June 29 – Factors behind declining enrollment in higher education, who is being left behind and what can be done about it will be discussed at the big student quit, scheduled for Thursday noon in the hall Zant community at Odessa College.
The Texas Tribune event will take place on the second floor of the Saulsbury Campus Center. The panel will include Odessa College President Gregory Williams; University of Texas Permian Basin Chair Sandra Woodley and Ector County ISD Superintendent Scott Muri.
The conversation, which will be live and virtual, will be moderated by Texas Tribune CEO and co-founder Evan Smith.
Smith said Wednesday that the discussion will cover, in part, what has happened to college culture.
“We picked a place where we have great leaders, educators, and two institutions that really stand up for themselves. But we have a conversation that’s really not just about this area or the schools, but more about the institution of education. higher and on the state of Texas,” Smith said.
“It’s really about college culture. If I were to define in one sentence what this event is going to be, that’s what happened to college culture here in year three of the pandemic,” said he added.
Texas has some challenges, he said.
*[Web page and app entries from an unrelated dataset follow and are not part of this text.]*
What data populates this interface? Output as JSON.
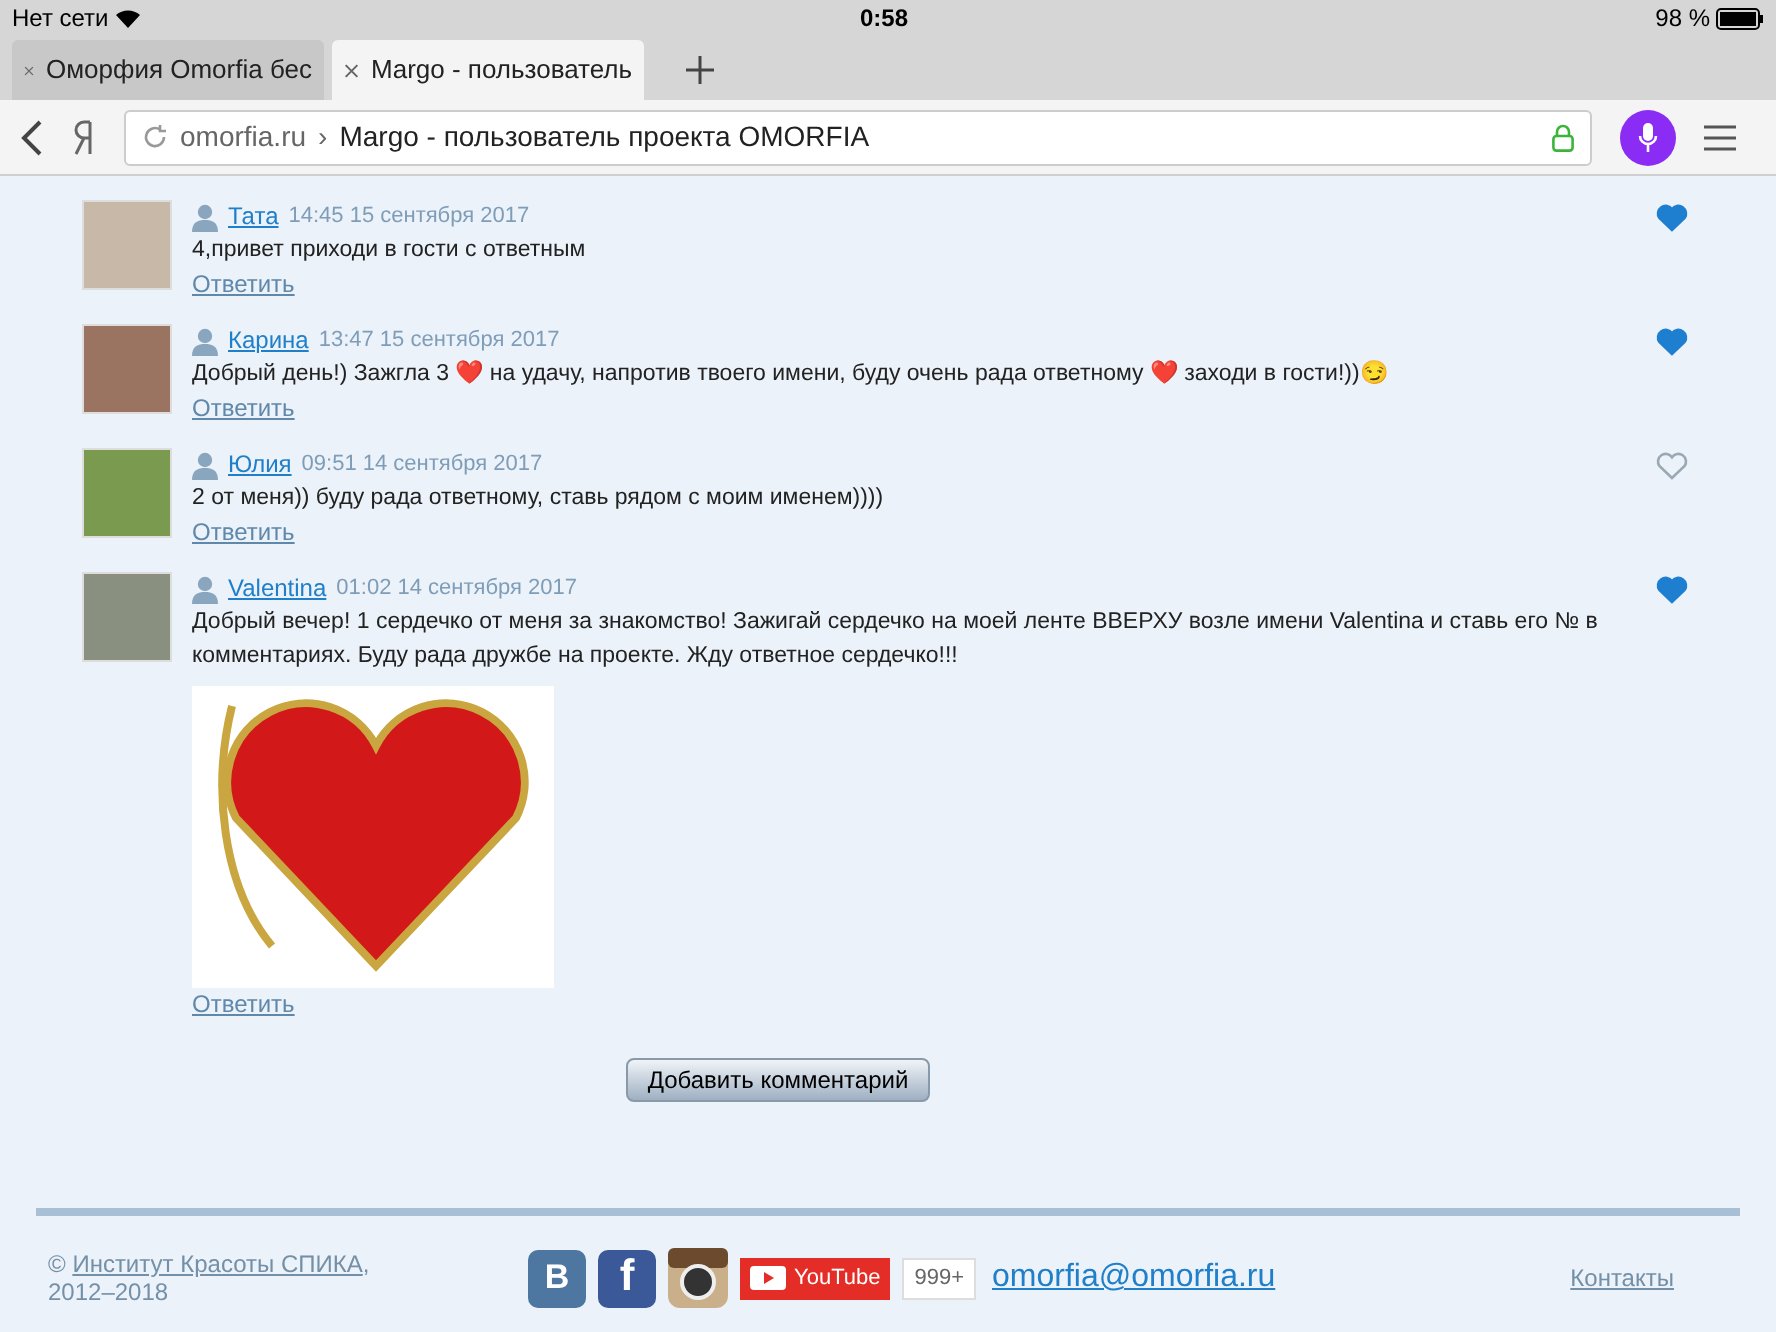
{
  "status_bar": {
    "carrier": "Нет сети",
    "time": "0:58",
    "battery": "98 %"
  },
  "tabs": [
    {
      "title": "Оморфия Omorfia бес",
      "selected": false
    },
    {
      "title": "Margo - пользователь",
      "selected": true
    }
  ],
  "address_bar": {
    "domain": "omorfia.ru",
    "separator": "›",
    "page_title": "Margo - пользователь проекта OMORFIA"
  },
  "comments": [
    {
      "author": "Тата",
      "date": "14:45 15 сентября 2017",
      "text": "4,привет приходи в гости с ответным",
      "reply": "Ответить",
      "liked": true,
      "kind": "text"
    },
    {
      "author": "Карина",
      "date": "13:47 15 сентября 2017",
      "text": "Добрый день!) Зажгла 3 ❤️ на удачу, напротив твоего имени, буду очень рада ответному ❤️ заходи в гости!))😏",
      "reply": "Ответить",
      "liked": true,
      "kind": "text"
    },
    {
      "author": "Юлия",
      "date": "09:51 14 сентября 2017",
      "text": "2 от меня)) буду рада ответному, ставь рядом с моим именем))))",
      "reply": "Ответить",
      "liked": false,
      "kind": "text"
    },
    {
      "author": "Valentina",
      "date": "01:02 14 сентября 2017",
      "text": "Добрый вечер! 1 сердечко от меня за знакомство! Зажигай сердечко на моей ленте ВВЕРХУ возле имени Valentina и ставь его № в комментариях. Буду рада дружбе на проекте. Жду ответное сердечко!!!",
      "reply": "Ответить",
      "liked": true,
      "kind": "picture"
    }
  ],
  "add_comment_button": "Добавить комментарий",
  "footer": {
    "copyright_sign": "©",
    "org_link": "Институт Красоты СПИКА",
    "comma": ",",
    "years": "2012–2018",
    "vk_label": "B",
    "fb_label": "f",
    "youtube_label": "YouTube",
    "youtube_count": "999+",
    "email": "omorfia@omorfia.ru",
    "contacts": "Контакты"
  }
}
“The first is that we don’t get a lot of college degrees. If you look at the eighth grade cohort numbers released by the Higher Education Coordinating Council, you’re tracking children from eighth grade onwards in schools public schools in Texas; you follow them through high school and then six years. Only about one in five graduates, whether it’s a four-year degree, an associate’s degree, a community college or even a work certificate. It’s only about one in five, so that’s already a challenge we had before the pandemic,” Smith said.
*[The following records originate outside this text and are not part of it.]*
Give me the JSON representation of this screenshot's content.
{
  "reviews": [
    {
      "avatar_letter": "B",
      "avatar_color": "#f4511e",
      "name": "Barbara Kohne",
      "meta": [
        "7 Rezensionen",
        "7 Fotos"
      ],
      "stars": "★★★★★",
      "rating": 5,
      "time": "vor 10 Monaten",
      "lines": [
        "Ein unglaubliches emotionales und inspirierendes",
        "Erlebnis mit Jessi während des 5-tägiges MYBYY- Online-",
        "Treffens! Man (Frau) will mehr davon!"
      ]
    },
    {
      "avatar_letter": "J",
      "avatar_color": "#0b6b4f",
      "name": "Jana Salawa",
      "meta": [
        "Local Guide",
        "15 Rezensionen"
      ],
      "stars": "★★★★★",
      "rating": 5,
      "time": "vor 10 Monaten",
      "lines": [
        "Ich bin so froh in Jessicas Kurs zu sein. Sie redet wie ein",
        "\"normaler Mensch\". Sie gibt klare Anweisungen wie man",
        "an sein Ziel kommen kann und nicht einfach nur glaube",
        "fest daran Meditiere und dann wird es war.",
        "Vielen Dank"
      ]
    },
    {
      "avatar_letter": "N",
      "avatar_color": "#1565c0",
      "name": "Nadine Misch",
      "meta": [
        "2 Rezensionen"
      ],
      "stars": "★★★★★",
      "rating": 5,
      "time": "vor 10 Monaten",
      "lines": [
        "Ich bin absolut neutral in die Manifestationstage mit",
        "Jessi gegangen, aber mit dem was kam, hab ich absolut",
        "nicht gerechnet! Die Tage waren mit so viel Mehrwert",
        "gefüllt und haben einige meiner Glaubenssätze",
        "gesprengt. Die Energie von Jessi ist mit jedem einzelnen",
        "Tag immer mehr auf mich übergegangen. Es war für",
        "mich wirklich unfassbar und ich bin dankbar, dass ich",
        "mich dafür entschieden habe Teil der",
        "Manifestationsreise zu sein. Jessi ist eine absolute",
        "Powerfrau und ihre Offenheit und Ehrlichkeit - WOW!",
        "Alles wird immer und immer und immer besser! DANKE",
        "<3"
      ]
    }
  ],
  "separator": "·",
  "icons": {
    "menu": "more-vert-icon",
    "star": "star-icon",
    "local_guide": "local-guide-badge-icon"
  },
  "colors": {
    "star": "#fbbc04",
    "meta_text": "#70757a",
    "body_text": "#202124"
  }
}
“But during the pandemic we saw that there were some huge icebergs in the way of children who were planning to go to school; the public health emergency being the most important of these. The corresponding economic slowdown being secondary.
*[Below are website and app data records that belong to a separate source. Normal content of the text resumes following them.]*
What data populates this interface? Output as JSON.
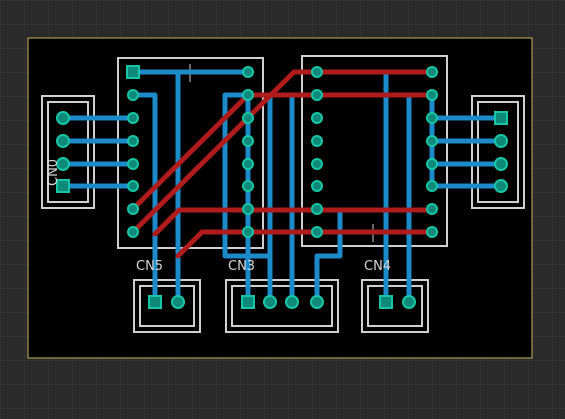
{
  "labels": {
    "cn5": "CN5",
    "cn3": "CN3",
    "cn4": "CN4",
    "cn0": "CN0"
  },
  "colors": {
    "background": "#2a2a2a",
    "grid": "#3a3a3a",
    "board_outline": "#c8b45a",
    "silkscreen": "#cfcfcf",
    "bottom_trace": "#1d8ac9",
    "top_trace": "#b01c1c",
    "pad": "#16c7a7"
  }
}
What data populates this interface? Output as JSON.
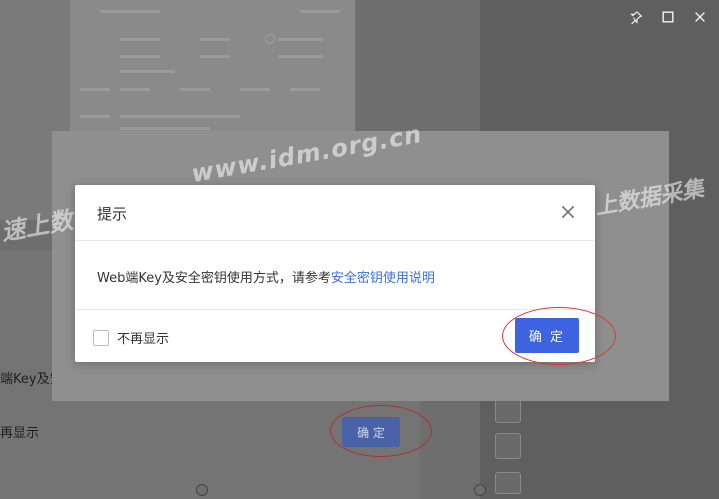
{
  "window_controls": {
    "pin": "pin-icon",
    "maximize": "maximize-icon",
    "close": "close-icon"
  },
  "watermark": {
    "text_left": "速上数据采集",
    "text_url": "www.idm.org.cn",
    "text_right": "上数据采集"
  },
  "background": {
    "bg_text_1": "端Key及安",
    "bg_text_2": "再显示",
    "bg_confirm": "确 定"
  },
  "dialog": {
    "title": "提示",
    "message_prefix": "Web端Key及安全密钥使用方式，请参考",
    "message_link": "安全密钥使用说明",
    "dont_show_label": "不再显示",
    "confirm_label": "确 定"
  },
  "colors": {
    "primary": "#3e63e0",
    "link": "#3b6fd6",
    "annotation": "#d53a3a"
  }
}
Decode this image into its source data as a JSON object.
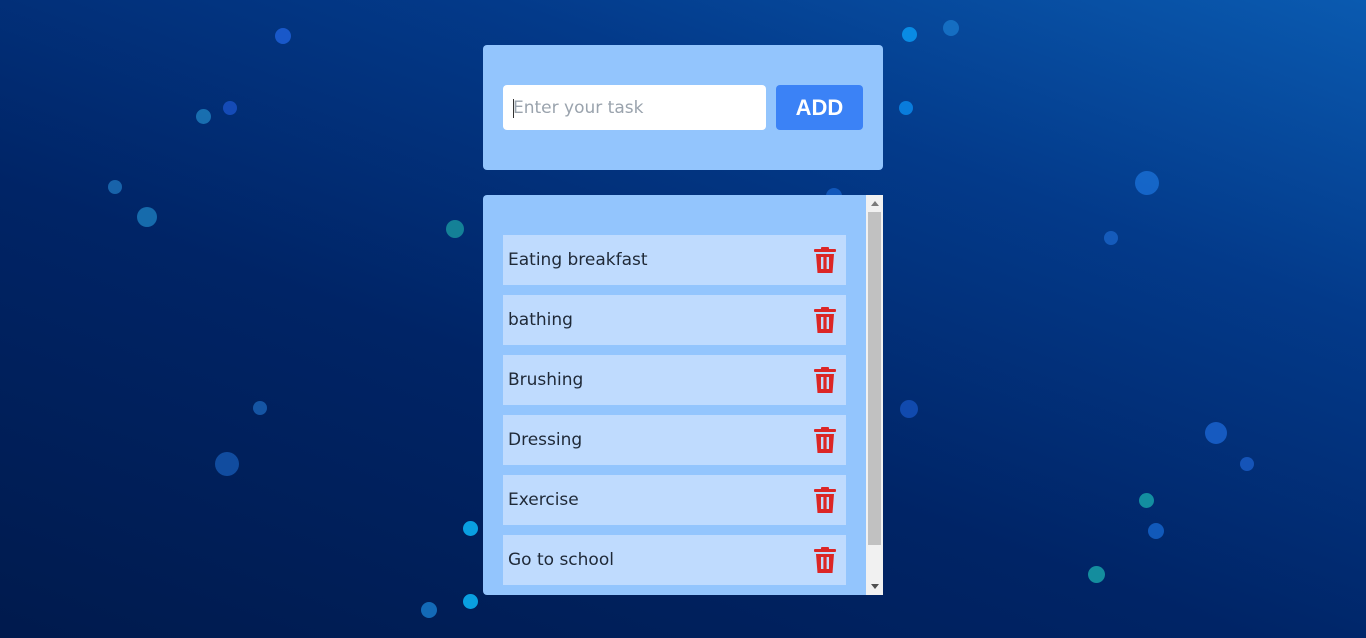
{
  "input": {
    "placeholder": "Enter your task",
    "value": ""
  },
  "add_button": {
    "label": "ADD"
  },
  "tasks": [
    {
      "label": "Eating breakfast",
      "delete_icon": "trash-icon"
    },
    {
      "label": "bathing",
      "delete_icon": "trash-icon"
    },
    {
      "label": "Brushing",
      "delete_icon": "trash-icon"
    },
    {
      "label": "Dressing",
      "delete_icon": "trash-icon"
    },
    {
      "label": "Exercise",
      "delete_icon": "trash-icon"
    },
    {
      "label": "Go to school",
      "delete_icon": "trash-icon"
    }
  ],
  "colors": {
    "background_dark": "#001a4d",
    "background_light": "#0a5ab0",
    "card": "#93c5fd",
    "task_item": "#bfdbfe",
    "accent_button": "#3b82f6",
    "delete_icon": "#dc2626"
  }
}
“The fact is that even the kids who have managed to stay economically able to go to college and have been able to stay healthy and their family members stay healthy…have found each other for most of the past two years in at least hybrid classes, if not fully online…”, he added.
This experience was very different from most students before this. Many students found that they did not enjoy the virtual environment, did not get anything out of it, and decided to “bail out”.
“Overall in the state, community college enrollment is down double digits. I think the last number I saw was 13 percent.
“Now four years may not be down, but since community college represents such a high percentage of all higher education enrollment in Texas, it was 50% pre-pandemic or a little higher. , the overall numbers are lower. Many this is of course a community college, but look, these are the future workers of the state; these are the future voters of the state; these are the future leaders of the state of ‘some way. They’re going to take over from all of us and they’re going to be running this place in a minute, so it doesn’t matter what happens to these kids,” he added.
In the Permian Basin, students can weigh going to college and getting into debt compared to working in the oilfield and making a lot of money.
“…It’s been great for us to deal with all of the different pressures and challenges that children face in making the decision to enroll or not, and of course, as you know, there’s been a pre-pandemic conversation where some people were saying the good is higher education is even worth it? Why do we need it? So we’re going to talk about all of that. It’s really as much about college culture, as I see it. I said at the beginning, in Year 3. Where are we? What challenges do we have? What opportunities do we have? What are the problems we are trying to solve? What are the solutions that are on the table?’ .
Smith said he picked the panel and had known Woodley and Williams for years.
“I think they are really interesting leaders. Odessa College is nationally recognized as a successful leader. It is nationally recognized as a successful leader. Among the regional campuses of large systems, the ‘UTPB is really interesting I think she (Woodley) has a great and interesting experience having been in another state running institutions in another state and she came here and she did I think a job which is very well regarded in the state,” Smith said.
“I asked the superintendent to join because he’s at the beginning of the funnel. The kids in the public school districts are the ones who are ultimately going to make that decision, so I’m really interested to hear what he has. to say about the conversation inside the schools, inside the district and if it’s different now than it was three years ago,” he added.